A group of fishers off the coast of the Netherlands found a two-headed porpoise, marking the first time such specimen has ever been found. Scientists said upon hearing about the discovery that it is the first case they have heard of conjoined twin harbor porpoises.

The fishermen documented the moment and took pictures of the two-headed porpoise. Scientists noted that with a single body and two full grown heads, this is a case of partial twinning. They pointed out that the sighting is extremely rare.

Image credit: Henk Tanis / New Scientist
Image credit: Henk Tanis / New Scientist

The two-headed porpoise was thrown back into the ocean

This marks the 10th known case of conjoined twins that has been reported in cetaceans, a group of animals that includes dolphins and whales.

“The anatomy of cetaceans is strikingly different from terrestrial mammals with adaptations for living in the sea as a mammal. Much is unknown,” said Erwin Kompanje at the Erasmus MC University Medical Center in Rotterdam in the Netherlands, and one of the authors of the paper describing the discovery, according to New Scientist. “Adding any extra case to the known nine specimens brings more knowledge on this aspect.”

However, the scientists weren’t able to conduct any examination of the specimen, as the fishers who made the discovery returned the twins – which researchers believe were probably already dead when caught- to the ocean. They thought it would be illegal to keep such a specimen, but the photographs they took of it proved to be enough for the researchers to write the paper.

Image credit: Mirror
Image credit: Mirror

Kompanje noted he was devastated when he learned the specimen had been thrown back into the sea, as he does not expect to see anything like it again in his life.

“For a cetologist, this is a real horror,” he said, according to Miami Herald.

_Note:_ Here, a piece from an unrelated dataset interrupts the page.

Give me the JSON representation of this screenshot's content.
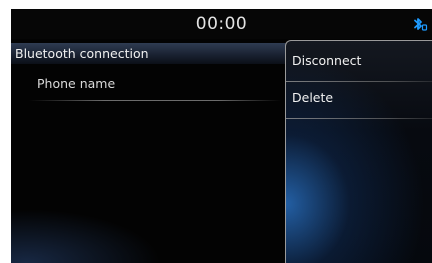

Conjoined twins may be more common, but they are never found due to vast size of the oceans

Kompanje said that they are almost confident that the twins died shortly after birth, due to the fact that their tail had not stiffened, which is necessary for newborn porpoises to be able to swim. Other signs that noted their age were a flat dorsal fin, which should have become vertical soon after entering the ocean water, as well as hairs on the upper lip that should fall out shortly after birth.

The researchers noted that partial twinning can happen in two ways. The first occurs when two initially separate embryonic discs can fuse together, and the other way occurs when the zygote partially splits during the early development process.

“Normal twins are extremely rare in cetaceans,” noted Kompanje, according to New Scientist. “There is simply not enough room in the body of the female to give room to more than one fetus.”

Kompanje added that is likely that most conjoined twins will go unnoticed because of the immense size of our oceans. He noted that conjoined twins will be more common than the 10 cases that are known to the date, but we are unaware of such cases because they are born at sea and are never found.

Source: New Scientist